VOL: 97, ISSUE: 36, PAGE NO: 33
Pat Ramdhanie, RGN HV DNDBritain is becoming more like Humpty Dumpty in its use of language. You may recall that when asked about the meaning of words, Humpty Dumpty replied that a word meant what he said it meant - nothing more, nothing less.
Britain is becoming more like Humpty Dumpty in its use of language. You may recall that when asked about the meaning of words, Humpty Dumpty replied that a word meant what he said it meant - nothing more, nothing less.
During the recent election campaign there was a great deal of comment about waiting lists. Were they, like Alice in Wonderland, growing or shrinking?
But recent experience has caused me to ask another question - when is a waiting list a waiting list, and when do you know that you are on one?
I recently consulted my GP about a condition which, although not life-threatening, has reduced the quality of my life for some time. My GP referred me to the local consultant.
A letter arrived from the hospital, but it was not the expected outpatient appointment. The letter informed me that about six weeks prior to my appointment, another letter would arrive advising me exactly when and where my appointment would be. The letter further advised that my appointment was likely to be in eight month's time.
In these times of financial constraints, cut backs and value-for-money initiatives, I am curious. Why is such a letter necessary?
Is it because in uncertain times it is unwise to make appointments for the next calendar year, or does the outpatient sister know something that the rest of us do not, namely that next year has been cancelled?
It appears I am now on a waiting list to go on a waiting list - a position that does not feature in the statistics collected by government. Such activity is, in my view, patronising and dishonest.
The letter is like those annoying messages so much in vogue on telephone helplines: 'the person you are calling knows you are waiting' or 'all our operatives are busy at the moment and you are being held in a queue.'

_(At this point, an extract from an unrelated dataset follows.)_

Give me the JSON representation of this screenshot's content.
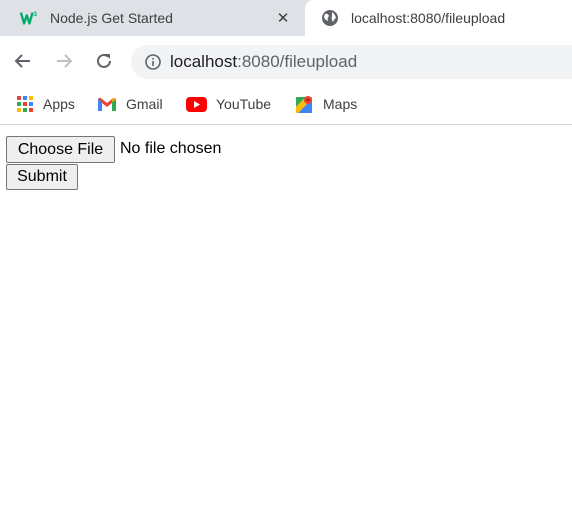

Patients do not need to be told 'we know you have a problem and we will get back to you'. What they need is the date of their appointment.
Has anybody thought about what such a letter would mean to an older person, or someone less aware of the 'games' played in the interest of statistics? I doubt they would be reassured. They are more likely to be angry, confused and even distressed.
It would be interesting to know how many of these 'reassuring' holding letters are sent out nationwide and at what cost, and whether a running total is kept of those who, like me, are now on a waiting list to go on the waiting list.
If the current initiative for NHS patients to receive treatment in European hospitals goes ahead, will the benefits be negated as those waiting to go on the waiting list move up in their place? How will that be explained?
Or could someone be hoping that, like on the telephone, we have got tired of waiting and gone away? Only time will tell.